_EXERCISE BRIEF_. Lines holding the string "Frames" are the ones to copy; find them all in the data.
(RECORD EXTRACTS Opens)
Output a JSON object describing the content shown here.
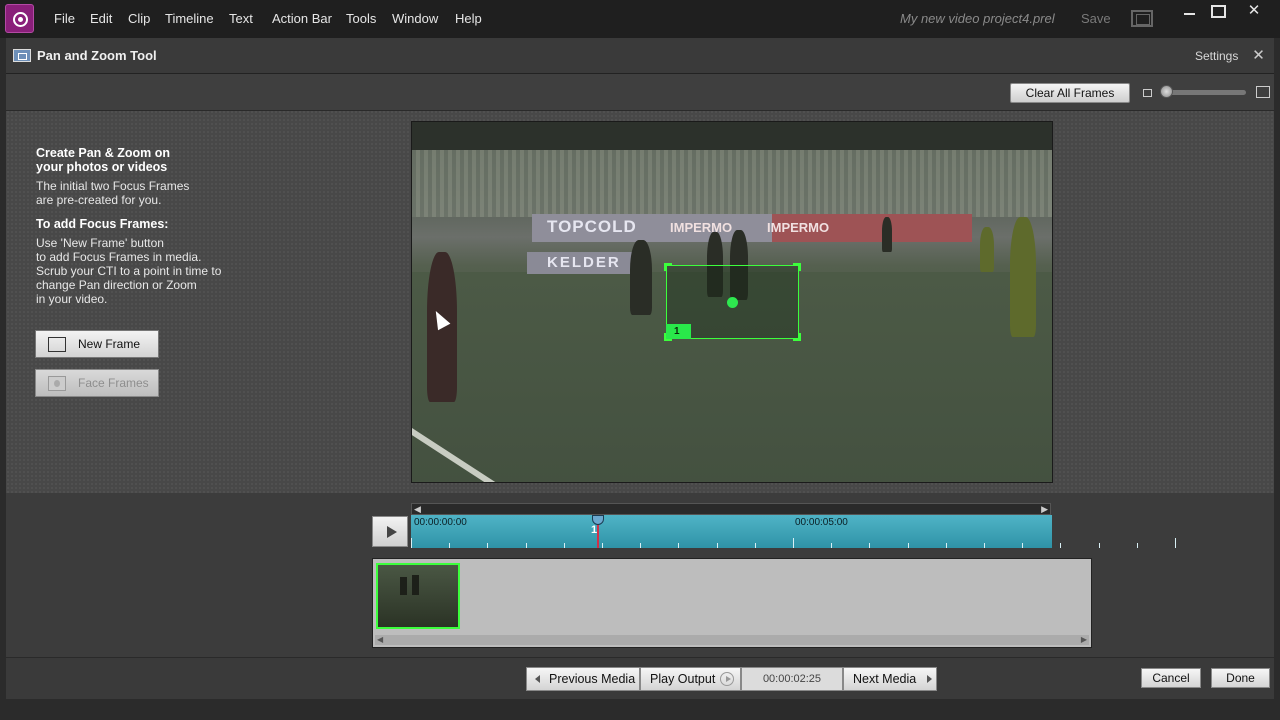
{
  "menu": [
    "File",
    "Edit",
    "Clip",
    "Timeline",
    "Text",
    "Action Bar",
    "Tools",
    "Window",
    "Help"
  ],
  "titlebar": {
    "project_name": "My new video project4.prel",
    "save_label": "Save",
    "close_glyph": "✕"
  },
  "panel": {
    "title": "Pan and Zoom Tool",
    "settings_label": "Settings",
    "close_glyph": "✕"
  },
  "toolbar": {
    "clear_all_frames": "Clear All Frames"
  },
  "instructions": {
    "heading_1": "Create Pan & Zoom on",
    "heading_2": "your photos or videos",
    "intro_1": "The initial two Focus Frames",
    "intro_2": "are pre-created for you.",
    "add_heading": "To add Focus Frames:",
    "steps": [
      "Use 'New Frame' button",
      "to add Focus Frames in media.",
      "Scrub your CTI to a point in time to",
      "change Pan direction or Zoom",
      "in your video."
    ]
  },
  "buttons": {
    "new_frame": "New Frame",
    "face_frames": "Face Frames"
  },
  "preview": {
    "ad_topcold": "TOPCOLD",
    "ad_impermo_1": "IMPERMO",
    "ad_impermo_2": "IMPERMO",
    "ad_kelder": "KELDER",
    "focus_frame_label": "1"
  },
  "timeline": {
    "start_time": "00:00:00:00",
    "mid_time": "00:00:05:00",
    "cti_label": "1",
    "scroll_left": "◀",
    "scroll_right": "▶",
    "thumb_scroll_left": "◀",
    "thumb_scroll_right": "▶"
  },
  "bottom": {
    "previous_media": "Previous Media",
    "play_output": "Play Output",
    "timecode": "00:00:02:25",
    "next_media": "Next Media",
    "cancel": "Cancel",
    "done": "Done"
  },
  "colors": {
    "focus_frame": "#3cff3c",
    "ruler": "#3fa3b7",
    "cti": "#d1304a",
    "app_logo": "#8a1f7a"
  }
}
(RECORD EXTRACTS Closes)
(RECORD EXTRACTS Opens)
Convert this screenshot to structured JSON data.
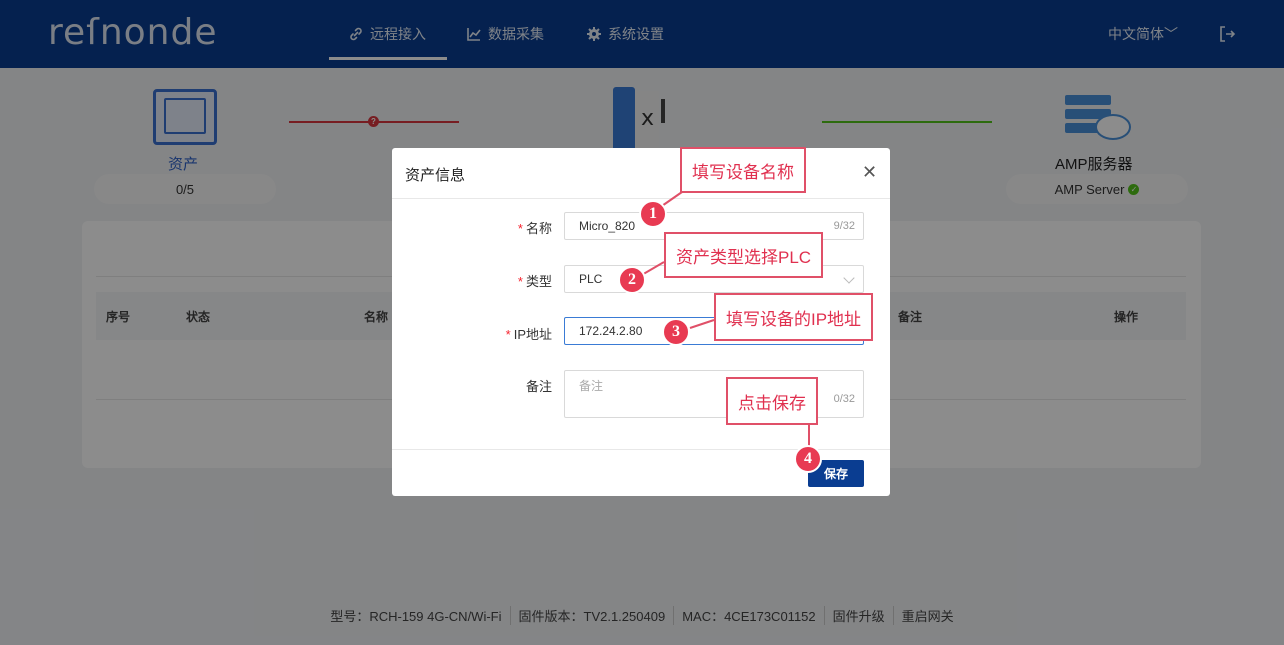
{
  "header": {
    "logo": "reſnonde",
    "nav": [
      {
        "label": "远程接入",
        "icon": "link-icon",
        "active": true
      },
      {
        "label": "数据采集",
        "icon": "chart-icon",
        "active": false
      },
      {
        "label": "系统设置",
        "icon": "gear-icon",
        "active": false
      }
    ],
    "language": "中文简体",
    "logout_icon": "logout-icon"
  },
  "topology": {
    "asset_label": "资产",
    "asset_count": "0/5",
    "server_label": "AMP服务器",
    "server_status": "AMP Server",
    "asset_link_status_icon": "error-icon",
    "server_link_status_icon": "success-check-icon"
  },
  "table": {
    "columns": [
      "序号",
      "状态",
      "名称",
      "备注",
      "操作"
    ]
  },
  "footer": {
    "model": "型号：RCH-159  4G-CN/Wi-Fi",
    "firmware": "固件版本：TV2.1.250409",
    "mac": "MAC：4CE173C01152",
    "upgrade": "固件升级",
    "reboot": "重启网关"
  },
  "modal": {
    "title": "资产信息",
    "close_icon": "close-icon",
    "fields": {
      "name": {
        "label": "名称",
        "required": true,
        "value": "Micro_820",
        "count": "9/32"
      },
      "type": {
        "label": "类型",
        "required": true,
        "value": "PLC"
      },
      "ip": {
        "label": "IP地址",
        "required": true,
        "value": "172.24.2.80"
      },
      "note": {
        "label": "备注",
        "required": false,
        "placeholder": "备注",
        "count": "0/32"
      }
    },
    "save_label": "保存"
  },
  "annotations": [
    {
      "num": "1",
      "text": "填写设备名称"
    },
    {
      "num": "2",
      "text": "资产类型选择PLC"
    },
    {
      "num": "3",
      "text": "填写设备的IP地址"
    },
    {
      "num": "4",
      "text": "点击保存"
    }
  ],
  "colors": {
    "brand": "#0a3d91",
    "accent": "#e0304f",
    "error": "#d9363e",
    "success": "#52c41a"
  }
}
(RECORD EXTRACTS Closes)
_SOLUTION FOR THIS PROBLEM_.
    "clear_all_frames": "Clear All Frames"
    "intro_1": "The initial two Focus Frames",
    "add_heading": "To add Focus Frames:",
      "to add Focus Frames in media.",
    "face_frames": "Face Frames"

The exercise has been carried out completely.